Supplied material Start Marker

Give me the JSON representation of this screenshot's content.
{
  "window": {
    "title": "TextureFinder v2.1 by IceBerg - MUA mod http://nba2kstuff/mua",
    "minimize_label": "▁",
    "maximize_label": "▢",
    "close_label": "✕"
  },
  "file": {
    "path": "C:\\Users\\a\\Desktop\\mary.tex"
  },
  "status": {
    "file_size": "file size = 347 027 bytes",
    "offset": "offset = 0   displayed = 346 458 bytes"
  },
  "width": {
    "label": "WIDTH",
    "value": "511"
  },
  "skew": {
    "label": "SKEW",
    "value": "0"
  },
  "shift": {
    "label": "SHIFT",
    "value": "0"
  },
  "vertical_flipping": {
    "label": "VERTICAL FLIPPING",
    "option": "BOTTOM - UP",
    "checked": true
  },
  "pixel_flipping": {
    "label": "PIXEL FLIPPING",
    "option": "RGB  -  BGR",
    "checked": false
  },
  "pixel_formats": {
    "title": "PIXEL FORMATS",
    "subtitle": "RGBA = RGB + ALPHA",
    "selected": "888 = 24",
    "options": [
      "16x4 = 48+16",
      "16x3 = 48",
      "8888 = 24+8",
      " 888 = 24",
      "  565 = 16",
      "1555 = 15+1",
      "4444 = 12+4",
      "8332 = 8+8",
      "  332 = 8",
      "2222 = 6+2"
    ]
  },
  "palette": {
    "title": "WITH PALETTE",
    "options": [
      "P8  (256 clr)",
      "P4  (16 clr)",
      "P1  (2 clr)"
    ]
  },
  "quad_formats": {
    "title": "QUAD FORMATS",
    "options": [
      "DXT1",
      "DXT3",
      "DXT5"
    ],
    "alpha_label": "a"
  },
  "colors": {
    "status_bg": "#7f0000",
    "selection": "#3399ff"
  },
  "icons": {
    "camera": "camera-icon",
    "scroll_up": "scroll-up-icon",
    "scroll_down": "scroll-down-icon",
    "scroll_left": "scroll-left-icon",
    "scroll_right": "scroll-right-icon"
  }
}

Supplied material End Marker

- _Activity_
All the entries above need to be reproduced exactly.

- _Finished task_
Give me the JSON representation of this screenshot's content.
{
  "window": {
    "title": "TextureFinder v2.1 by IceBerg - MUA mod http://nba2kstuff/mua",
    "minimize_label": "▁",
    "maximize_label": "▢",
    "close_label": "✕"
  },
  "file": {
    "path": "C:\\Users\\a\\Desktop\\mary.tex"
  },
  "status": {
    "file_size": "file size = 347 027 bytes",
    "offset": "offset = 0   displayed = 346 458 bytes"
  },
  "width": {
    "label": "WIDTH",
    "value": "511"
  },
  "skew": {
    "label": "SKEW",
    "value": "0"
  },
  "shift": {
    "label": "SHIFT",
    "value": "0"
  },
  "vertical_flipping": {
    "label": "VERTICAL FLIPPING",
    "option": "BOTTOM - UP",
    "checked": true
  },
  "pixel_flipping": {
    "label": "PIXEL FLIPPING",
    "option": "RGB  -  BGR",
    "checked": false
  },
  "pixel_formats": {
    "title": "PIXEL FORMATS",
    "subtitle": "RGBA = RGB + ALPHA",
    "selected": "888 = 24",
    "options": [
      "16x4 = 48+16",
      "16x3 = 48",
      "8888 = 24+8",
      " 888 = 24",
      "  565 = 16",
      "1555 = 15+1",
      "4444 = 12+4",
      "8332 = 8+8",
      "  332 = 8",
      "2222 = 6+2"
    ]
  },
  "palette": {
    "title": "WITH PALETTE",
    "options": [
      "P8  (256 clr)",
      "P4  (16 clr)",
      "P1  (2 clr)"
    ]
  },
  "quad_formats": {
    "title": "QUAD FORMATS",
    "options": [
      "DXT1",
      "DXT3",
      "DXT5"
    ],
    "alpha_label": "a"
  },
  "colors": {
    "status_bg": "#7f0000",
    "selection": "#3399ff"
  },
  "icons": {
    "camera": "camera-icon",
    "scroll_up": "scroll-up-icon",
    "scroll_down": "scroll-down-icon",
    "scroll_left": "scroll-left-icon",
    "scroll_right": "scroll-right-icon"
  }
}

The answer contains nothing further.